The influence of Zurich theology is particularly evident in the theory underpinning the political institutions of the Elizabethan Settlement, chief among them the Royal Supremacy, the lynchpin of the constitution. In his defence of the royal headship of the church in the 1570s against the attacks of the disciplinarian puritans Thomas Cartwright and Walter Travers, John Whitgift, then Master of Trinity College, Cambridge, relied closely on the political writings of Vermigli, Bullinger, and two other prominent Zwinglians – Gualter and Wolfang Musculus of Berne. Whigift’s so-called “Erastian” conception of society as a unified “corpus christianum,” where civil and religious authority were understood to be coextensive, takes its name from the Zinglian theologian Thomas Lieber . . . alias “Erastus” of Heidelberg. The controversy between Whitgift and promoters of the Genevan model of reform in England is in many respects a replay of the dispute on the continent between Erastus and Theodore Beza, Calvin’s successor in Geneva. Richard Hooker’s celebrated defence of the Elizabethan constitution published toward the end of the century is an elaboration of the same Zwinglian-Erastian political theology. It is worthy of note that Hooker’s patron while at Corpus Christi College in the late 1560s and early ‘70s was John Jewel, Vermigli’s disciple and secretary who had earlier followed his master into exile at Zurich. . . .
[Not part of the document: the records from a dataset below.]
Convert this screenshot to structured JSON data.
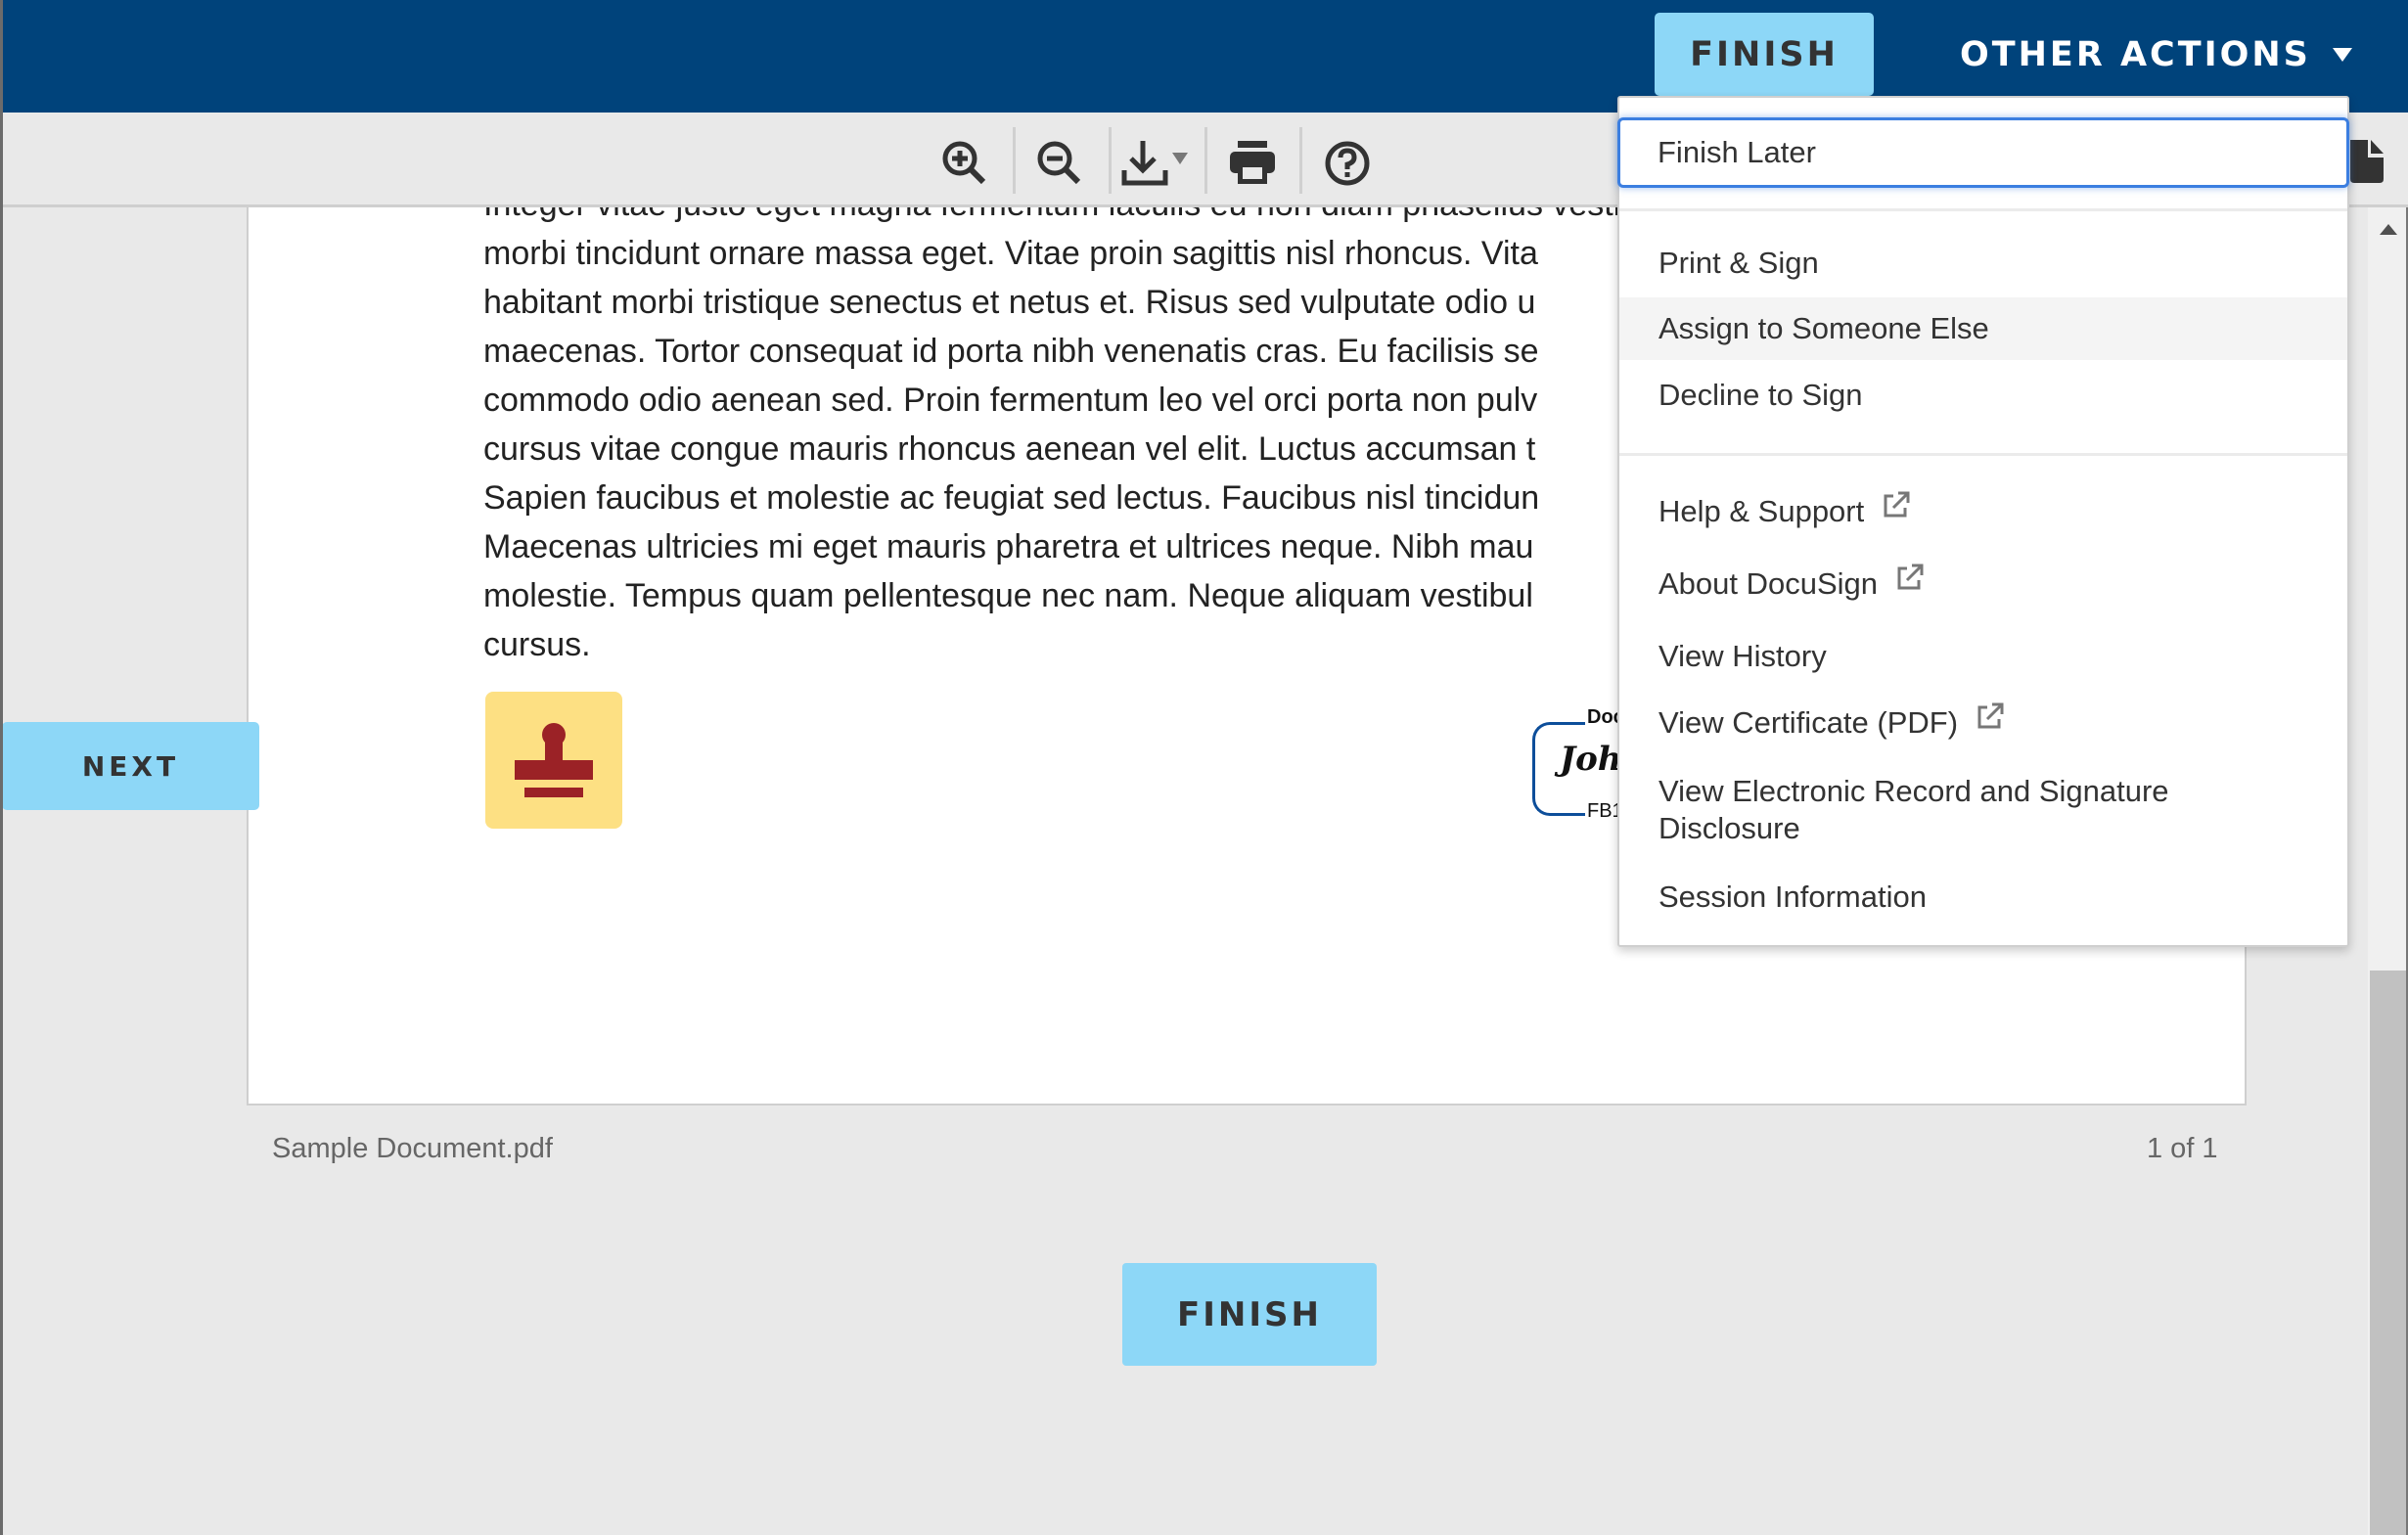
{
  "header": {
    "finish_label": "FINISH",
    "other_actions_label": "OTHER ACTIONS",
    "brand_color": "#00437b",
    "button_color": "#8dd7f7"
  },
  "toolbar": {
    "icons": [
      "zoom-in-icon",
      "zoom-out-icon",
      "download-icon",
      "print-icon",
      "help-icon",
      "document-icon"
    ]
  },
  "document": {
    "lines": [
      "Integer vitae justo eget magna fermentum iaculis eu non diam phasellus vestibulum.",
      "morbi tincidunt ornare massa eget. Vitae proin sagittis nisl rhoncus. Vita",
      "habitant morbi tristique senectus et netus et. Risus sed vulputate odio u",
      "maecenas. Tortor consequat id porta nibh venenatis cras. Eu facilisis se",
      "commodo odio aenean sed. Proin fermentum leo vel orci porta non pulv",
      "cursus vitae congue mauris rhoncus aenean vel elit. Luctus accumsan t",
      "Sapien faucibus et molestie ac feugiat sed lectus. Faucibus nisl tincidun",
      "Maecenas ultricies mi eget mauris pharetra et ultrices neque. Nibh mau",
      "molestie. Tempus quam pellentesque nec nam. Neque aliquam vestibul",
      "cursus."
    ],
    "signature": {
      "header": "Doc",
      "name": "John",
      "id": "FB1"
    },
    "file_name": "Sample Document.pdf",
    "page_indicator": "1 of 1"
  },
  "navigation": {
    "next_label": "NEXT",
    "finish_label": "FINISH"
  },
  "menu": {
    "items": [
      {
        "label": "Finish Later",
        "external": false,
        "state": "focused"
      },
      {
        "label": "Print & Sign",
        "external": false,
        "state": "normal"
      },
      {
        "label": "Assign to Someone Else",
        "external": false,
        "state": "hovered"
      },
      {
        "label": "Decline to Sign",
        "external": false,
        "state": "normal"
      },
      {
        "label": "Help & Support",
        "external": true,
        "state": "normal"
      },
      {
        "label": "About DocuSign",
        "external": true,
        "state": "normal"
      },
      {
        "label": "View History",
        "external": false,
        "state": "normal"
      },
      {
        "label": "View Certificate (PDF)",
        "external": true,
        "state": "normal"
      },
      {
        "label": "View Electronic Record and Signature Disclosure",
        "external": false,
        "state": "normal"
      },
      {
        "label": "Session Information",
        "external": false,
        "state": "normal"
      }
    ]
  }
}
The heart and substance of Bullinger’s prophetical office with respect to England was to defend, to interpret , and to promote the Civil Magistrate’s pivotal role as the supreme governing power in the ordering of religion in the realm. . . Strange though it may appear, the institution of the Royal Supremacy with its hypostatic conjunction of supreme civil and ecclesiastical jurisdiction in the Prince, constitutes for Bullinger a vivid exemplar of the unitary character of Christian polity, and also of the distinction and cooperation of magisterial and ministerial power. From the standpoint of Bullinger’s unique covenantal interpretation of history, it is certainly arguable that the Old Testament exemplar is more completely realised under England’s monarchical constitution than under the republican conditions of Bullinger’s own city and canton of Zurich.

In other words, if Kirby is right, contrary to WE, Hooker is not following Calvin but is tracking with the Erastians, Bullinger and Vermigli. At this point, WE’s point about continuity between Calvin and the Church of England would seem to go up incense. Also, THEIR reading of the Reformed tradition, which virtually ignores the important disagreements between Zurich and Geneva, looks like another case of historical cherry picking.

But aside from the historical debates, what the disagreement between WE and Tuininga also reveals is that opposition to the contemporary recovery of 2K is coming not simply from theonomists or neo-Calvinists but from Zwinglians. And what all of these forms of protest share is a high estimate of the state compared to 2k’s assertion of the church’s legitimate access to the keys of the kingdom. Whether it’s a case of not trusting the church, or sensing that circumstances need a solution more effective than word, sacrament, and discipline, the critics of 2k enlarge the kingdom of Christ so that the officers responsible for guns and bombs have power to enforce a Christian community.

I understand the frustration with church power. I wouldn’t want to be disciplined any more than Peter Leithart, and I recognize that church discipline is hardly binding in a society where religion is largely private and personal. What I don’t understand is pining for sixteenth-century England or Geneva. Calling on the magistrate to help with church work, after all, did not work out so well. Don’t these folks ever consider the important connections between established religion and liberal theology? Bullinger and Hooker perhaps could not since they were only a handful of decades into a disrupted Christendom or the rise of the nation-state. But for folks living over four hundred years from Erastianism not to see its faults is stunning.